TASK REQUIREMENTS » Could you work out how many lines of the material below hold "true"? Only the number is needed.

EXTRACTED ENTRIES »
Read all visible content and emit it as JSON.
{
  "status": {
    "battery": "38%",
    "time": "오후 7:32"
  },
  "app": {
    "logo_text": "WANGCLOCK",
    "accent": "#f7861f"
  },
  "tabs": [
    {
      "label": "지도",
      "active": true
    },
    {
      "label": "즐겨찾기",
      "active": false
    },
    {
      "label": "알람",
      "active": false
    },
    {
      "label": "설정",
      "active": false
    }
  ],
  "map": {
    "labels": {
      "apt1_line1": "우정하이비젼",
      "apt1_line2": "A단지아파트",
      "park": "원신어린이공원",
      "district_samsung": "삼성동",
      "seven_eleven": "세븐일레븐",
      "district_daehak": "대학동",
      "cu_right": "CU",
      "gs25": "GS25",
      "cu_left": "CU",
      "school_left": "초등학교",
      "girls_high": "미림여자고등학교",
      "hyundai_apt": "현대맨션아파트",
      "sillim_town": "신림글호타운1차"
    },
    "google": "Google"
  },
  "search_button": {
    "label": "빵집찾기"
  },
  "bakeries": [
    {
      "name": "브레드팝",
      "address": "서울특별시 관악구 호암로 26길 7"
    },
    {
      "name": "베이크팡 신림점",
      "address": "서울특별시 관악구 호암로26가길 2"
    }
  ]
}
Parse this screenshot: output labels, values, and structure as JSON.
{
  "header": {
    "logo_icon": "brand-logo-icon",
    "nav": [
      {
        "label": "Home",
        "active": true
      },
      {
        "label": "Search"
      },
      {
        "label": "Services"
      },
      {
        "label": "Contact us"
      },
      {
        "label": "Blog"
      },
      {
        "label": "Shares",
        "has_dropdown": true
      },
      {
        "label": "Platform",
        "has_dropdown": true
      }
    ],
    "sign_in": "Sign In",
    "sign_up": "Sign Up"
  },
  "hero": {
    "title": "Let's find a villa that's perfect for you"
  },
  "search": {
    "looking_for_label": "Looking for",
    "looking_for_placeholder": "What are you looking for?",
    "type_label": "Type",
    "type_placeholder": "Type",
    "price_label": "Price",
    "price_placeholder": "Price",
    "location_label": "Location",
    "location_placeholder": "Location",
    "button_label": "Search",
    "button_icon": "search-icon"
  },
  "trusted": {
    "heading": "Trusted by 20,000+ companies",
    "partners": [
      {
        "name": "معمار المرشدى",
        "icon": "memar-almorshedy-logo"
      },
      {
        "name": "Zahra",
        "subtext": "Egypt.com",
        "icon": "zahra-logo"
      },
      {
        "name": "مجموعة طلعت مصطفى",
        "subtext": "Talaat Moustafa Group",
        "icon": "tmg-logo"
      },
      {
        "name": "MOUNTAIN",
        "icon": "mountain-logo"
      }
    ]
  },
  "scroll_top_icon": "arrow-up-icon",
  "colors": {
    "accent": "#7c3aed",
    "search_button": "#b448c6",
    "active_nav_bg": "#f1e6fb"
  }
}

WORKED SOLUTION » 4